Collected data

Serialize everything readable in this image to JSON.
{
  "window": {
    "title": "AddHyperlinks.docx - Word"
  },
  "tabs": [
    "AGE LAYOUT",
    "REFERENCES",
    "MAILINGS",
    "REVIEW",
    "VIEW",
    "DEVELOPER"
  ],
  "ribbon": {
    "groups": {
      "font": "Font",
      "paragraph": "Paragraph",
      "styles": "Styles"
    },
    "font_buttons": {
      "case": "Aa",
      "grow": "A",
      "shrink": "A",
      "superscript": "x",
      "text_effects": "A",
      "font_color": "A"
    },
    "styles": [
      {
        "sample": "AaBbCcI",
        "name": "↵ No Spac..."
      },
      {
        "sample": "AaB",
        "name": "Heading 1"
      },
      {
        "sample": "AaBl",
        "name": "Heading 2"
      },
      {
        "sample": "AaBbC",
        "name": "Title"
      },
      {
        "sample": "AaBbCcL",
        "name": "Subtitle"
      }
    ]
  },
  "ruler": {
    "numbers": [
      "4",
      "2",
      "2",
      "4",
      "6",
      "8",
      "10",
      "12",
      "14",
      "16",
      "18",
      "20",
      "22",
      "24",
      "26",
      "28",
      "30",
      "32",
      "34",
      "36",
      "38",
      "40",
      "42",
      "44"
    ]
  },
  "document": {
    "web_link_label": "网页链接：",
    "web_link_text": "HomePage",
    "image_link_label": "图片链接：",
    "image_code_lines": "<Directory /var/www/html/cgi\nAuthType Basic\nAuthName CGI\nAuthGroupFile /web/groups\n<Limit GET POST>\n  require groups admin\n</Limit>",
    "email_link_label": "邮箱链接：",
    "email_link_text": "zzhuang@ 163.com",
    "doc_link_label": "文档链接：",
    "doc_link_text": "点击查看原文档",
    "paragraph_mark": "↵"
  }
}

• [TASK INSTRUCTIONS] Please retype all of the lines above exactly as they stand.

• [WRITTEN ANSWER]
Serialize everything readable in this image to JSON.
{
  "window": {
    "title": "AddHyperlinks.docx - Word"
  },
  "tabs": [
    "AGE LAYOUT",
    "REFERENCES",
    "MAILINGS",
    "REVIEW",
    "VIEW",
    "DEVELOPER"
  ],
  "ribbon": {
    "groups": {
      "font": "Font",
      "paragraph": "Paragraph",
      "styles": "Styles"
    },
    "font_buttons": {
      "case": "Aa",
      "grow": "A",
      "shrink": "A",
      "superscript": "x",
      "text_effects": "A",
      "font_color": "A"
    },
    "styles": [
      {
        "sample": "AaBbCcI",
        "name": "↵ No Spac..."
      },
      {
        "sample": "AaB",
        "name": "Heading 1"
      },
      {
        "sample": "AaBl",
        "name": "Heading 2"
      },
      {
        "sample": "AaBbC",
        "name": "Title"
      },
      {
        "sample": "AaBbCcL",
        "name": "Subtitle"
      }
    ]
  },
  "ruler": {
    "numbers": [
      "4",
      "2",
      "2",
      "4",
      "6",
      "8",
      "10",
      "12",
      "14",
      "16",
      "18",
      "20",
      "22",
      "24",
      "26",
      "28",
      "30",
      "32",
      "34",
      "36",
      "38",
      "40",
      "42",
      "44"
    ]
  },
  "document": {
    "web_link_label": "网页链接：",
    "web_link_text": "HomePage",
    "image_link_label": "图片链接：",
    "image_code_lines": "<Directory /var/www/html/cgi\nAuthType Basic\nAuthName CGI\nAuthGroupFile /web/groups\n<Limit GET POST>\n  require groups admin\n</Limit>",
    "email_link_label": "邮箱链接：",
    "email_link_text": "zzhuang@ 163.com",
    "doc_link_label": "文档链接：",
    "doc_link_text": "点击查看原文档",
    "paragraph_mark": "↵"
  }
}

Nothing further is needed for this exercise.